ABOUT THIS EXERCISE:
Give only the number of lines in the records that contain the word "icon".

*** SOURCE MATERIAL Section Begins ***

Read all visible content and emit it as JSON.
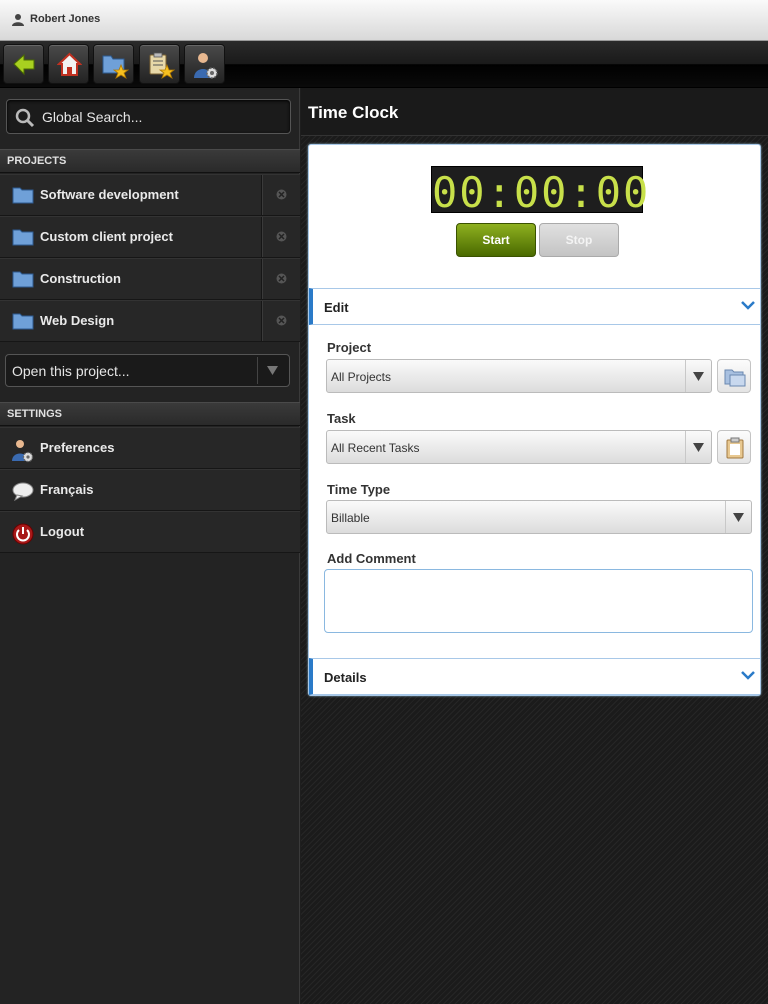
{
  "titlebar": {
    "user_name": "Robert Jones",
    "icon": "person-icon"
  },
  "toolbar": {
    "buttons": [
      {
        "name": "back",
        "icon": "back-arrow-icon"
      },
      {
        "name": "home",
        "icon": "home-icon"
      },
      {
        "name": "favorite-projects",
        "icon": "folder-star-icon"
      },
      {
        "name": "favorite-tasks",
        "icon": "clipboard-star-icon"
      },
      {
        "name": "user-settings",
        "icon": "user-gear-icon"
      }
    ]
  },
  "sidebar": {
    "search_placeholder": "Global Search...",
    "projects_header": "PROJECTS",
    "projects": [
      {
        "label": "Software development"
      },
      {
        "label": "Custom client project"
      },
      {
        "label": "Construction"
      },
      {
        "label": "Web Design"
      }
    ],
    "open_project": "Open this project...",
    "settings_header": "SETTINGS",
    "settings": [
      {
        "label": "Preferences",
        "icon": "user-gear-icon"
      },
      {
        "label": "Français",
        "icon": "speech-bubble-icon"
      },
      {
        "label": "Logout",
        "icon": "power-icon"
      }
    ]
  },
  "main": {
    "title": "Time Clock",
    "clock": "00:00:00",
    "start_label": "Start",
    "stop_label": "Stop",
    "edit_label": "Edit",
    "details_label": "Details",
    "project_label": "Project",
    "project_value": "All Projects",
    "task_label": "Task",
    "task_value": "All Recent Tasks",
    "time_type_label": "Time Type",
    "time_type_value": "Billable",
    "comment_label": "Add Comment",
    "comment_value": ""
  },
  "colors": {
    "accent": "#2a7ac8",
    "start_green": "#6a8e10",
    "clock_digits": "#c8e04a"
  }
}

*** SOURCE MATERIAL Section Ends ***

COMPLETED EXERCISE:
9